◆ DATA FOR ANALYSIS:
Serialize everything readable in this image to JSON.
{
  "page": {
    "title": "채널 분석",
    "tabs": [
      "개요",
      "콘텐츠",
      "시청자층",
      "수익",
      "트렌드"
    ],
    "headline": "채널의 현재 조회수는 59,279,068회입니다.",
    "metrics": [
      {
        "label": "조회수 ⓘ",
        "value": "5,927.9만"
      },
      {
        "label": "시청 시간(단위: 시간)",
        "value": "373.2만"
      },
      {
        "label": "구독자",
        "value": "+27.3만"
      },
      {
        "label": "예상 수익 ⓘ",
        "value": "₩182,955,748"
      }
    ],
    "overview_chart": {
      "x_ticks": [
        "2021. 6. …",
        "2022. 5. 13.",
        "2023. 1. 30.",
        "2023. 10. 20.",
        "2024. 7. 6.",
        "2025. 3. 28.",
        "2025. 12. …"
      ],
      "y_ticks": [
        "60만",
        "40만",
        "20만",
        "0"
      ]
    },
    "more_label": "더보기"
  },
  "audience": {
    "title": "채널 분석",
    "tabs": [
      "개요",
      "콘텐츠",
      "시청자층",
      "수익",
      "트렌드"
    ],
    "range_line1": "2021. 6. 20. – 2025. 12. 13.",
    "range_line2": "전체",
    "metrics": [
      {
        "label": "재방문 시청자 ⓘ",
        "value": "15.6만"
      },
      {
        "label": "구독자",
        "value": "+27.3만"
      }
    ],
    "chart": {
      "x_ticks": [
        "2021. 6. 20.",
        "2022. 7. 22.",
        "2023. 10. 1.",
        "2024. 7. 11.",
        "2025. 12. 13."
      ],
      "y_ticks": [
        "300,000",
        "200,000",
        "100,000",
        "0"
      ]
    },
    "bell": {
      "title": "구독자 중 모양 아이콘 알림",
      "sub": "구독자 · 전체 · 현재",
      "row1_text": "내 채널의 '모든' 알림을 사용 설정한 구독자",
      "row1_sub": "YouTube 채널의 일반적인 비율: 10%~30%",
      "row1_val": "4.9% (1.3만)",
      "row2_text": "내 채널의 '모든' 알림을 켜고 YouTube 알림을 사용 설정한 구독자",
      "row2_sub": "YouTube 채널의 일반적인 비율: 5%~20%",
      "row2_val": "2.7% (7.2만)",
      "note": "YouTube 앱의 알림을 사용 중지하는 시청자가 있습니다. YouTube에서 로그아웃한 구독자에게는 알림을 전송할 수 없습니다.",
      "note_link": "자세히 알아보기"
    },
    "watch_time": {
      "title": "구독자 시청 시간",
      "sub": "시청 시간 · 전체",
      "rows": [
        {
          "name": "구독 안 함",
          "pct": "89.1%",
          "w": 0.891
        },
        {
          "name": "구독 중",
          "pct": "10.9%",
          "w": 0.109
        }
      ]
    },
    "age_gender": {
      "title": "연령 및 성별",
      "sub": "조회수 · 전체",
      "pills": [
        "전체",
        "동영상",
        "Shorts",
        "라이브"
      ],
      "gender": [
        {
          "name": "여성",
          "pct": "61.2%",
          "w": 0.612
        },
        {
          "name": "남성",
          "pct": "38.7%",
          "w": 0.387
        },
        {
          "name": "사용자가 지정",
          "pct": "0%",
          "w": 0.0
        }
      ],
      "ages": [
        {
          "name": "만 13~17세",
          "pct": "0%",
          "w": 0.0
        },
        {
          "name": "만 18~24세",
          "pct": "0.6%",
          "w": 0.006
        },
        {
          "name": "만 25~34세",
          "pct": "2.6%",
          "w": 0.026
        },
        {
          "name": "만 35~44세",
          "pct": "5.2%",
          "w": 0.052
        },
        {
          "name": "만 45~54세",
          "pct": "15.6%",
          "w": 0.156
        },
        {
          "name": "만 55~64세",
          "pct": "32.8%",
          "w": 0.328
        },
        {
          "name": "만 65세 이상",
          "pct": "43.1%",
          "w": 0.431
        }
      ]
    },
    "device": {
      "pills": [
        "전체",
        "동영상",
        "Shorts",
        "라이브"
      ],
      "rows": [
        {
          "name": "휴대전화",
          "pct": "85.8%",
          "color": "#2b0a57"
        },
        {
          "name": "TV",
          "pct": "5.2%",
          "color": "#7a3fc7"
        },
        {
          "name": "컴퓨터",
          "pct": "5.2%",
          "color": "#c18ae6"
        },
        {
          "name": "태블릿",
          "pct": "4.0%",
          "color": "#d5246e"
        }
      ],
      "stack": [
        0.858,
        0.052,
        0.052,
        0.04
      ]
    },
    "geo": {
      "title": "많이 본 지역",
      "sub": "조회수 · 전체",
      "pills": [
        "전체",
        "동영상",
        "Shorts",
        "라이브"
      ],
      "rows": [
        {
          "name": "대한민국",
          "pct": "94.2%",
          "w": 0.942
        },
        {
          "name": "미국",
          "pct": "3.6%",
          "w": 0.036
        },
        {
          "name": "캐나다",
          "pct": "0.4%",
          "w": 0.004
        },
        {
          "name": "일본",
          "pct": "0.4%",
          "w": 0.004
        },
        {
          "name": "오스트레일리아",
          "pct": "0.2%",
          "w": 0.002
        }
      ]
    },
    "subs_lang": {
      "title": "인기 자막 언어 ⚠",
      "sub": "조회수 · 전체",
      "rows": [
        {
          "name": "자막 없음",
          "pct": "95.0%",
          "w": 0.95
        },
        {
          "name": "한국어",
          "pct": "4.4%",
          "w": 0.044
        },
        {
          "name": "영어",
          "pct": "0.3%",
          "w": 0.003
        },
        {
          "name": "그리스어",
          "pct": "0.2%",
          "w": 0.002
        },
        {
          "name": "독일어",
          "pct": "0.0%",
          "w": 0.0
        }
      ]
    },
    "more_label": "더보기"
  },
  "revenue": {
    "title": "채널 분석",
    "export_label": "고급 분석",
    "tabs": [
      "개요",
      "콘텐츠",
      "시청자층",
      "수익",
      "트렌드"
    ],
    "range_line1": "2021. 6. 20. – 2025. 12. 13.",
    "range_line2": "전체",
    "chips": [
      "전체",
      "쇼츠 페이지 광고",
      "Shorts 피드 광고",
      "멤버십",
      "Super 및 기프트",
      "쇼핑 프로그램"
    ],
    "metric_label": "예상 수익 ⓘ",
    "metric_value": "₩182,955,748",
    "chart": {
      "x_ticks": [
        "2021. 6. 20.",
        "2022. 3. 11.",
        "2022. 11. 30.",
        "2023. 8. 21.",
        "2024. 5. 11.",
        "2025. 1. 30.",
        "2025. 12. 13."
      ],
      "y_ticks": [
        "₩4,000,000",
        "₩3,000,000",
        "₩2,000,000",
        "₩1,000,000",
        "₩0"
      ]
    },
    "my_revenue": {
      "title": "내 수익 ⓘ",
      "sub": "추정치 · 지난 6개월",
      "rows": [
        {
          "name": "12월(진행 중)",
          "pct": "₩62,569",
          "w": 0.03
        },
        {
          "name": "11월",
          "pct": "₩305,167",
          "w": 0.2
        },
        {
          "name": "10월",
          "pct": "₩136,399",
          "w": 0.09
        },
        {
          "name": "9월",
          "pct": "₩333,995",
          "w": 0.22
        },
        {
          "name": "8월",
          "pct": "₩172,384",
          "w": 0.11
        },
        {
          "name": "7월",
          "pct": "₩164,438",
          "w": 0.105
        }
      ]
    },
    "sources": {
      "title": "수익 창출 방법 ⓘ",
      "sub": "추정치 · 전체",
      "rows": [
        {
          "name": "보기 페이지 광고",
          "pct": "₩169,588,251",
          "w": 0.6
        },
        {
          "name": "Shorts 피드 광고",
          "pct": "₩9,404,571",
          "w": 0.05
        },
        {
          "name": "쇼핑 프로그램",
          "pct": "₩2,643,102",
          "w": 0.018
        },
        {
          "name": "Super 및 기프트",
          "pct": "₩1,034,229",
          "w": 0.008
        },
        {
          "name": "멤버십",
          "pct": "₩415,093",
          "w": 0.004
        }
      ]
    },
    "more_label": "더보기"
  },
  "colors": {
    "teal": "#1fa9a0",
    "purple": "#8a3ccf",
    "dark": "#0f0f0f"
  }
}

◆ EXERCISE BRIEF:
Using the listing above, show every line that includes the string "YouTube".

◆ REPLY:
      "row1_sub": "YouTube 채널의 일반적인 비율: 10%~30%",
      "row2_text": "내 채널의 '모든' 알림을 켜고 YouTube 알림을 사용 설정한 구독자",
      "row2_sub": "YouTube 채널의 일반적인 비율: 5%~20%",
      "note": "YouTube 앱의 알림을 사용 중지하는 시청자가 있습니다. YouTube에서 로그아웃한 구독자에게는 알림을 전송할 수 없습니다.",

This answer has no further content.